What is expected:
Find and copy every line in the records that includes the string "modified".
■ ■ ■
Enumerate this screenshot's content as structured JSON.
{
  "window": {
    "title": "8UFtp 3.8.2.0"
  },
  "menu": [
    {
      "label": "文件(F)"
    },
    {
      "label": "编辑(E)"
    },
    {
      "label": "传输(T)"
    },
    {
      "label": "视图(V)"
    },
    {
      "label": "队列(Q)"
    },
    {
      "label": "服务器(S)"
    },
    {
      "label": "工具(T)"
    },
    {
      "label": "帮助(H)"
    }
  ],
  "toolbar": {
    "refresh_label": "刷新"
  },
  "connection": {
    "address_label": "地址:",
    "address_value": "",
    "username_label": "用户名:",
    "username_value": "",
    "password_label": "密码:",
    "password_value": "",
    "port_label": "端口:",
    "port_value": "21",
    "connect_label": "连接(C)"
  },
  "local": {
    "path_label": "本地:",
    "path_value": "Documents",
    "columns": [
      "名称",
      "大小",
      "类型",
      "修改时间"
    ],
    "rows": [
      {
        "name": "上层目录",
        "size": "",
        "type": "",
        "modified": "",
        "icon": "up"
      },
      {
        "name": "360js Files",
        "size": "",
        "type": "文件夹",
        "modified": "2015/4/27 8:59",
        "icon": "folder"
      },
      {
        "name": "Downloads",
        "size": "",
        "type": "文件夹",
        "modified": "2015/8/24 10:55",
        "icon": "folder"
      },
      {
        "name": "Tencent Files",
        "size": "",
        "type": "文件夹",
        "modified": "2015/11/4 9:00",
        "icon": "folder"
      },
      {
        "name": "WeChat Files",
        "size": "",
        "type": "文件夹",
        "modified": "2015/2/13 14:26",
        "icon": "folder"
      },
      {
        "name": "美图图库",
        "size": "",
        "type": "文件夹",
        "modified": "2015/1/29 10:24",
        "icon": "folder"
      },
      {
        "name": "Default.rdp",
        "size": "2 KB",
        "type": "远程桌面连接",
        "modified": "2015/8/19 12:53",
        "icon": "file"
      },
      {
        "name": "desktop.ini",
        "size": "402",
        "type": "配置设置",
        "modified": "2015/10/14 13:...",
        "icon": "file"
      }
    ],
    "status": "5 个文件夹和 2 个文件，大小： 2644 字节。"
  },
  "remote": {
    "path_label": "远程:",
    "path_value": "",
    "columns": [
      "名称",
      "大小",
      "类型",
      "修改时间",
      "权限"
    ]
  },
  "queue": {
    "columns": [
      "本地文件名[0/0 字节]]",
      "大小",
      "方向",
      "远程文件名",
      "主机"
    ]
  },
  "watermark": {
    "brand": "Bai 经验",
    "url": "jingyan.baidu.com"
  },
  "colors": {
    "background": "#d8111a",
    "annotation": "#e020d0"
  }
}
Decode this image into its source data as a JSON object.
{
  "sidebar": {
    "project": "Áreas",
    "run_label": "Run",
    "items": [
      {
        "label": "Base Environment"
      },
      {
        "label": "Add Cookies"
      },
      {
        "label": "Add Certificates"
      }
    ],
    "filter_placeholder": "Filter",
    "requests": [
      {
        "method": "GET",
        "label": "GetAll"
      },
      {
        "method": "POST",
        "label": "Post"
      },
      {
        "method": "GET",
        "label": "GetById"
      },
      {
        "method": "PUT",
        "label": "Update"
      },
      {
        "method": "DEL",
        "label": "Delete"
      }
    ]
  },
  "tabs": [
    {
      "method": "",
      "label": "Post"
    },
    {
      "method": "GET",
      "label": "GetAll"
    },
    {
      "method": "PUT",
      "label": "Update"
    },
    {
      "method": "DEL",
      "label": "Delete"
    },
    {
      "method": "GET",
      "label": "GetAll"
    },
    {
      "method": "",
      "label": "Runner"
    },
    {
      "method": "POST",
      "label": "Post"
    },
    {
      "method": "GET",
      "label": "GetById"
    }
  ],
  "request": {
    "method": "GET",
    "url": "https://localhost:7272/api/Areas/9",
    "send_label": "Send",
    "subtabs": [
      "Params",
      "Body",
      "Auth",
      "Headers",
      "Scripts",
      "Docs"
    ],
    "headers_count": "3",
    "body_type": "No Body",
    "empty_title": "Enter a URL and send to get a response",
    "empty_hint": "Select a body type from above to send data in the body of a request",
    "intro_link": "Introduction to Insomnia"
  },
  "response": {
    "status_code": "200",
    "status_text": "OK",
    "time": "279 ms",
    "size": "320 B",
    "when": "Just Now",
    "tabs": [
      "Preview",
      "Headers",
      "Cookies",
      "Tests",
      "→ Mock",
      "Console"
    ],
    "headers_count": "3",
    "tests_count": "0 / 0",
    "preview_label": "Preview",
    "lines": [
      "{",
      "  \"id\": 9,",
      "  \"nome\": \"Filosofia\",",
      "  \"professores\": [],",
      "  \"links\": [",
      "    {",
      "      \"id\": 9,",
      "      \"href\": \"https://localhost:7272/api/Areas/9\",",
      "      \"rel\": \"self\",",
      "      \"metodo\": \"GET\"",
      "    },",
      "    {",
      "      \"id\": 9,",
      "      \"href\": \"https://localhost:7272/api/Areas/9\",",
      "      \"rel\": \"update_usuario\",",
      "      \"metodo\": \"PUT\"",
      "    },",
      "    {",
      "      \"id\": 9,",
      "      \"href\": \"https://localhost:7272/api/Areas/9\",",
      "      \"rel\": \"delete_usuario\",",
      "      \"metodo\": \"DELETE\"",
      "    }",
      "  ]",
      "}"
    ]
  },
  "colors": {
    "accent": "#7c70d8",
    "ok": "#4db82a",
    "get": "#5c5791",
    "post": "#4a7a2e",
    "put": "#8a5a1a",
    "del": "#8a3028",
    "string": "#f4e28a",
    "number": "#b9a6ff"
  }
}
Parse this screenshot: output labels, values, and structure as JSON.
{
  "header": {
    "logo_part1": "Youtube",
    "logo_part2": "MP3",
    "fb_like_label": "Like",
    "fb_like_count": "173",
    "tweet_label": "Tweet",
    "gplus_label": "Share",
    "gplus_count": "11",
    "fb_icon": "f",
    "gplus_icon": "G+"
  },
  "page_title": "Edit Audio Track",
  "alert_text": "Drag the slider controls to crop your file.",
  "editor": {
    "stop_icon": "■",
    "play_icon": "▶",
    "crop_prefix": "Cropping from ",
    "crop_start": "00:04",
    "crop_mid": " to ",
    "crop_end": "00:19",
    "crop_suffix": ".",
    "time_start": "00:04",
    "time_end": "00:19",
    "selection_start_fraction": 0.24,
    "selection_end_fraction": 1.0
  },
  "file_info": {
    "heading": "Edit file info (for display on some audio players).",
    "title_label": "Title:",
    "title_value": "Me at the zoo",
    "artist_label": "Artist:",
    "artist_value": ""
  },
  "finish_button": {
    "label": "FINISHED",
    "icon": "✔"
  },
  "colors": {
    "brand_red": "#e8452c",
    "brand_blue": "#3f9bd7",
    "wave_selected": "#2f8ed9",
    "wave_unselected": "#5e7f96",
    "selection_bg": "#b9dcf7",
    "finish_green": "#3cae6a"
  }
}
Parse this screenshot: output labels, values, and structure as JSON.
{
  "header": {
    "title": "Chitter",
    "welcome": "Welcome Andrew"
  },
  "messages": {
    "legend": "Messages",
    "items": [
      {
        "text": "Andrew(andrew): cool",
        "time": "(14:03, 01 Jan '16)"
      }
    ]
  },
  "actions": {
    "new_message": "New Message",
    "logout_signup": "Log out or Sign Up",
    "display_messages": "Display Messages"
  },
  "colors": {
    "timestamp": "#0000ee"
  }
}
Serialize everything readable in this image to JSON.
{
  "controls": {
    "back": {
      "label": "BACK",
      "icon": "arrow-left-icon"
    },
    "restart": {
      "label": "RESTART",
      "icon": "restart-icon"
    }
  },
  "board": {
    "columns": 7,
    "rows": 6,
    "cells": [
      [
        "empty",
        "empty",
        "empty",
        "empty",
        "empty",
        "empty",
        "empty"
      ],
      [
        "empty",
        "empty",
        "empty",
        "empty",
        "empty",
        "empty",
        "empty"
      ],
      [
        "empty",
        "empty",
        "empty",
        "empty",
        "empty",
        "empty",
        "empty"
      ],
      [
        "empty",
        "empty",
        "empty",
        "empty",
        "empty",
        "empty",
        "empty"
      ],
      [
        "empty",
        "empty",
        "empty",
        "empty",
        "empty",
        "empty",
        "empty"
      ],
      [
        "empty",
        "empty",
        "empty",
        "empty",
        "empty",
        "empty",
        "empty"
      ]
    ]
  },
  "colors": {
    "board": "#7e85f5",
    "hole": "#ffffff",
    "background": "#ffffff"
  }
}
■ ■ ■
Exercise answer:
        "modified": "",
        "modified": "2015/4/27 8:59",
        "modified": "2015/8/24 10:55",
        "modified": "2015/11/4 9:00",
        "modified": "2015/2/13 14:26",
        "modified": "2015/1/29 10:24",
        "modified": "2015/8/19 12:53",
        "modified": "2015/10/14 13:...",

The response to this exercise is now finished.